Mexico, abundant in sugar production and too poor to buy fancy imported European church decorations, learned quickly from the friars how to make sugar art for their religious festivals. Clay molded sugar figures of angels, sheep and sugar skulls go back to the Colonial Period 18th century.
Sugar skulls represented a departed soul, had the name written on the forehead and was placed on the home ofrenda or gravestone to honor the return of a particular spirit. Sugar skull art reflects the folk art style of big happy smiles, colorful icing and sparkly tin and glittery adornments.

Sugar skulls are labor intensive and made in very small batches in the homes of sugar skull makers. These wonderful artisans are disappearing as fabricated and imported candy skulls take their place.
 It is more of a cultural holiday than a religious one. It is a wonderful way to celebrate the memories of our loved ones who are now gone… through art, cooking, music, building ofrendas, doing activities with our children, we can recount family stories, fun times and lessons learned… not how the person died, but how they lived.

NYC – Rockefeller Center – Art Deco

A visit to Rockefeller Center––a city within a city––is a must. New York’s most important urban complex of the twentieth century, the Center was built between 1931 and 1939. Rockefeller Center extends from 48th to 51st Street, and from Fifth to Sixth Avenue.
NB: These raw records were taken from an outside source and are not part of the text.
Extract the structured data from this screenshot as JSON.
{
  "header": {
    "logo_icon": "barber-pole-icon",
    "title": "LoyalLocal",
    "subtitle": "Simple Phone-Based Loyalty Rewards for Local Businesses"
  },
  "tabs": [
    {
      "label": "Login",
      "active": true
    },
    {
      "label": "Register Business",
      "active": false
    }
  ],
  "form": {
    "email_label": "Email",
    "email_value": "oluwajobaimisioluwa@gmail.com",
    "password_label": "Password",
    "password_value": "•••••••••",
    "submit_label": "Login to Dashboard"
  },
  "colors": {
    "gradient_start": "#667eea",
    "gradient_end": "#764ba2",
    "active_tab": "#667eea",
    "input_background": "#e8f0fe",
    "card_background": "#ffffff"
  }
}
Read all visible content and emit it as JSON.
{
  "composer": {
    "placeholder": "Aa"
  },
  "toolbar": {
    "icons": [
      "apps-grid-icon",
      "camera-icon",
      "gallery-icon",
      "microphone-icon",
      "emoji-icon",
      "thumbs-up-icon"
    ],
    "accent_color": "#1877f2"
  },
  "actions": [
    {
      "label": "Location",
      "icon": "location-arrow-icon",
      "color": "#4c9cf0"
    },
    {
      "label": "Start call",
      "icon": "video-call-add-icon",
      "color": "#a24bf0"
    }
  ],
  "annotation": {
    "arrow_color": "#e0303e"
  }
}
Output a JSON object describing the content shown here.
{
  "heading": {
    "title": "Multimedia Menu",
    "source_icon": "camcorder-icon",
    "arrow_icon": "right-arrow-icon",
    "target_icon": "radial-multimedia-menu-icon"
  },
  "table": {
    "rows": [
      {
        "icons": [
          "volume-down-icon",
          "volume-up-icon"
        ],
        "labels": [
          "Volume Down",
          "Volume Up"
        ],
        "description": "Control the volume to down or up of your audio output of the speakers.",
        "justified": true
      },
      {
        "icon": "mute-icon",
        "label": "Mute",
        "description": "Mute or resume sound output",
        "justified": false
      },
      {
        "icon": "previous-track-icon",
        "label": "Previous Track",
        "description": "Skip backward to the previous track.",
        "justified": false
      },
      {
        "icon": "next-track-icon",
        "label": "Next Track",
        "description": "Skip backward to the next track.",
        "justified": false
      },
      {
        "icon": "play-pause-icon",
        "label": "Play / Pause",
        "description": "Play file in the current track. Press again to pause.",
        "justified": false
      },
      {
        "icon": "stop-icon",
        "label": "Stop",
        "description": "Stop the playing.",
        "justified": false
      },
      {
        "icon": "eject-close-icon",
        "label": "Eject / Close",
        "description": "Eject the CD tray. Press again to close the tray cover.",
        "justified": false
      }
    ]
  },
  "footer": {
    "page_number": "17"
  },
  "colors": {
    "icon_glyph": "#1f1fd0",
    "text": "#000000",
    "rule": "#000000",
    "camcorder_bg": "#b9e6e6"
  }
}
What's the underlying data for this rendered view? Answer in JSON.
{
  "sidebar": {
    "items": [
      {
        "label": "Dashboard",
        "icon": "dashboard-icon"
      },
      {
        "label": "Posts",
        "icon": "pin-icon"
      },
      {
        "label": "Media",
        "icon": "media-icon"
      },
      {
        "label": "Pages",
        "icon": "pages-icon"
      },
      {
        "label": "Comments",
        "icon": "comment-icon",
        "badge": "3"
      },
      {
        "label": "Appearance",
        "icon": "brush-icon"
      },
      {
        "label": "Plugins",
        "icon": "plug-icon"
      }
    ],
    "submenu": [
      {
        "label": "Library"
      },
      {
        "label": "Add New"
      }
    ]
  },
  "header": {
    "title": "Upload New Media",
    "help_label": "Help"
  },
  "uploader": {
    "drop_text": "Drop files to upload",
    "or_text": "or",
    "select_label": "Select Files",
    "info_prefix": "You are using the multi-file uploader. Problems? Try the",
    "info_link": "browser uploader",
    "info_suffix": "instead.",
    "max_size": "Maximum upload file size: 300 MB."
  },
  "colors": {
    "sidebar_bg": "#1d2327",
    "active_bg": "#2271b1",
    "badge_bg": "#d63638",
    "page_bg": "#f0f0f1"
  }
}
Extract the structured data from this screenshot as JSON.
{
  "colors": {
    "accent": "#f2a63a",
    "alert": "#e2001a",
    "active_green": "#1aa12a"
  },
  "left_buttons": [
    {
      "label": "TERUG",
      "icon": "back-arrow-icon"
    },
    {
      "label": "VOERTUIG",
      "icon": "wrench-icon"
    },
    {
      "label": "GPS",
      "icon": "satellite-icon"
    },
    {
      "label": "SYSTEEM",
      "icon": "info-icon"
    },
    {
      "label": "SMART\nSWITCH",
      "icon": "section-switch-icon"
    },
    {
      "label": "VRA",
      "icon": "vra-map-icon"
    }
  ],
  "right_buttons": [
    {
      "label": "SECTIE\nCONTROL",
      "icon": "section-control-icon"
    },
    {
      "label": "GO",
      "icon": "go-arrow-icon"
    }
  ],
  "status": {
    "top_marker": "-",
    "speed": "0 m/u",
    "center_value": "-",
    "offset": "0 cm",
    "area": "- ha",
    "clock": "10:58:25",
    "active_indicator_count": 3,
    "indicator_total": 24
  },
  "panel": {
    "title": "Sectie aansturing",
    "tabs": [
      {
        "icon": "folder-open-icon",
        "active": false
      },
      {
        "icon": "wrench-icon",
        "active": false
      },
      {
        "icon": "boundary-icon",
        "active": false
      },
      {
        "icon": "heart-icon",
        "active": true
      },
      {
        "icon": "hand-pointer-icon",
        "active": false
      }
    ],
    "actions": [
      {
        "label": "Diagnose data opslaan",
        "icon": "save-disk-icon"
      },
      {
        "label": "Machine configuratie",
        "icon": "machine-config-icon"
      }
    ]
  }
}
The promenade separating the British and French buildings

The Fifth Avenue frontage is a show case for the cause of international understanding–hence the International Building, the Maison Française, the British Empire Building, the Palazzo d’Italia––and the Channel Gardens (named for the English Channel separating France and England), between the French and British buildings, lined with fall foliage and statuary

Seeds of Good Citizenship
Above Channel Gardens Entrance of La Maison Francaise
Winged Mercury -Above Channel Gardens Entrance of 620 Fifth Avenue

Rockefeller Center epitomizes the Machine Age––building materials like aluminum and stainless steel, parking facilities for cars and trucks, high speed elevators, air cooling, noise silencers and escalators. There is so much to see both inside and outside but I thought it would be nice to feature a few of the works that are on the outside of the buildings.

I placed the street location or reference point on each photo.

PROGRESS
Above 49th Street entrance.
CORNUCOPIA OF PLENTY
10 West 51st Street
THE JOY OF LIFE
Above 48th Street entrance

What is Art Deco?

Although the question seems simple, historians have not been able to agree upon a single, definitive answer. The time period, aesthetic principles, motifs, and just about everything else that typically defines a style or movement, are all open to interpretation when it comes to defining Art Deco.

NEWS
Above 50 Rockefeller Plaza main entrance.
SAINT FRANCIS OF ASSISI WITH BIRDS
Above 9 West 50th Street entrance of 630 Fifth Avenue

I thought I would include something you might miss when going to or walking past Radio City Music Hall.

Dance, Drama, and Song

These three large stylized decorative plaques, placed high up on the south façade of Radio City Music Hall.

Two of the six playful plaques under the marquee at the front entrance.

A couple of observations as of this publication date.

  • Overall, New York City is less crowded.
  • Check ahead to see if places you want to visit will be open.
  • Public bathrooms are even fewer that usual.
  • There is a bathroom in the main building at Rockefeller center.